French co-discoverer of ‘Lucy’ dies at 87
French palaeontologist Yves Coppens, credited with the co-discovery of the famous fossil find known as “Lucy”, died on Wednesday aged 87 after a long illness, his publisher said.
“France has lost one of its great men,” publisher Odile Jacob tweeted, adding that beyond his science skills, Coppens had also been “a talented writer, storyteller and non-fiction author”.
He was, with Maurice Taieb and Donald Johanson, part of the team that found the most complete remnants of an Australopithecus afarensis ever discovered, in 1974 in Hadar, Ethiopia.
The team nicknamed the 3.2- million-year-old female hominid “Lucy” after the Beatles song “Lucy in the Sky with Diamonds” which they listened to while labelling the fossils.
Based on the large part of Lucy they found, 40 percent of her skeleton, the scientists were able to determine her height (one metre, 3.5 feet) and show that she was muscular and able to climb trees as well as walk upright.
Coppens, who was born in Britanny and was the son of a nuclear physicist father, co-signed six hominid discoveries over his career.
“At six or seven years old I already wanted to become an archaeologist,” Coppens told AFP in 2016. “All my holiday time was spent at digs,” he added.
Coppens was admitted to France’s prestigious CNRS scientific centre in 1956 when he was still only 22.
He began travelling to Africa from the 1960s, starting with Algeria and Chad.
His first major discovery came in 1967, a 2.6-million-year-old fossil in the Omo valley in Ethiopia.
Then in 1974 came the international expedition in Ethiopia’s Afar triangle that was to make Coppens, his friend and fellow Frenchman Taieb and Donald Johanson, an American, world famous for the discovery of Lucy.
Coppens often referred to himself as one of Lucy’s “daddies” (“papas” in French).
For a long time after the find, which comprised 52 bone fragments, scientists believed that she was a direct ancestor of humanity.
But this claim is no longer widely believed, and Coppens as well as other palaeontologists came instead to view Lucy as a distant cousin of mankind.
Later Coppens ran digs in Mauritania, the Philippines, Indonesia, Siberia, China and Mongolia.
Back home, he became director of the Musee de l’Homme (Museum of Mankind) in Paris, was given the palaeontology chair in the prestigious College de France, and joined France’s Academy of Science.
He also won several prizes, served as an advisor on environmental questions to the French government, and wrote several books and more than a million scientific articles.

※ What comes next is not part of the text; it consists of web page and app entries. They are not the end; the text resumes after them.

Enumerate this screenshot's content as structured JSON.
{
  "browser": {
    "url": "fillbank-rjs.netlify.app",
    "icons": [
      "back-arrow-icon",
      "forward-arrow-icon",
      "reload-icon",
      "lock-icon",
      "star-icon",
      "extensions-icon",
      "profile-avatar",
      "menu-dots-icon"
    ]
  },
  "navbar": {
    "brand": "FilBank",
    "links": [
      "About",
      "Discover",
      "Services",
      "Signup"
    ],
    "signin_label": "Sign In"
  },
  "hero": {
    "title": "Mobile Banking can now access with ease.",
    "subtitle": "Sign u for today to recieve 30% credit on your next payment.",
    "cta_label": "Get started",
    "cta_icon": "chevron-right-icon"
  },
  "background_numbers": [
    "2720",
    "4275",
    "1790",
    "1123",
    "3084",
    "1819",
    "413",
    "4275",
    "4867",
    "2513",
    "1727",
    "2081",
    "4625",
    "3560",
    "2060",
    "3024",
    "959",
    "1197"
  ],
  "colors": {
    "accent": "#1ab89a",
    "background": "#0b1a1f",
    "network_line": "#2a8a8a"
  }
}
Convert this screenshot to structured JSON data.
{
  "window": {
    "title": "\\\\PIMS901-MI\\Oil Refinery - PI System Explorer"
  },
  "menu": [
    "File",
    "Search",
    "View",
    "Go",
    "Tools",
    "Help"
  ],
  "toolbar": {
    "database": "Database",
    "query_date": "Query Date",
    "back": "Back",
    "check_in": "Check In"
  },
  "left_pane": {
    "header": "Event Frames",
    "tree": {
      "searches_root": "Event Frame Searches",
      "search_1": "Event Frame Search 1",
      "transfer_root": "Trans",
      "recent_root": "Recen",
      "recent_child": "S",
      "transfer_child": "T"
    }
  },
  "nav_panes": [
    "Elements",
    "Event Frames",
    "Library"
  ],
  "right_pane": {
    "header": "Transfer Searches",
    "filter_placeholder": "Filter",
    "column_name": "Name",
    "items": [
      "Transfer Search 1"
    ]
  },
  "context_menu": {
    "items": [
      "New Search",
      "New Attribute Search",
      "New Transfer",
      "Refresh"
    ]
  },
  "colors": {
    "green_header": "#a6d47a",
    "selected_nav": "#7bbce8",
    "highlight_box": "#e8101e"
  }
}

Besides the discovery of Lucy, Coppens once told AFP, he was particularly proud to have “made an irrefutable link between the emergence of man and climate change”.
As forests gave place to savannas, man stopped climbing trees, began to walk upright and needed to develop brain power to keep carnivores at bay, he said.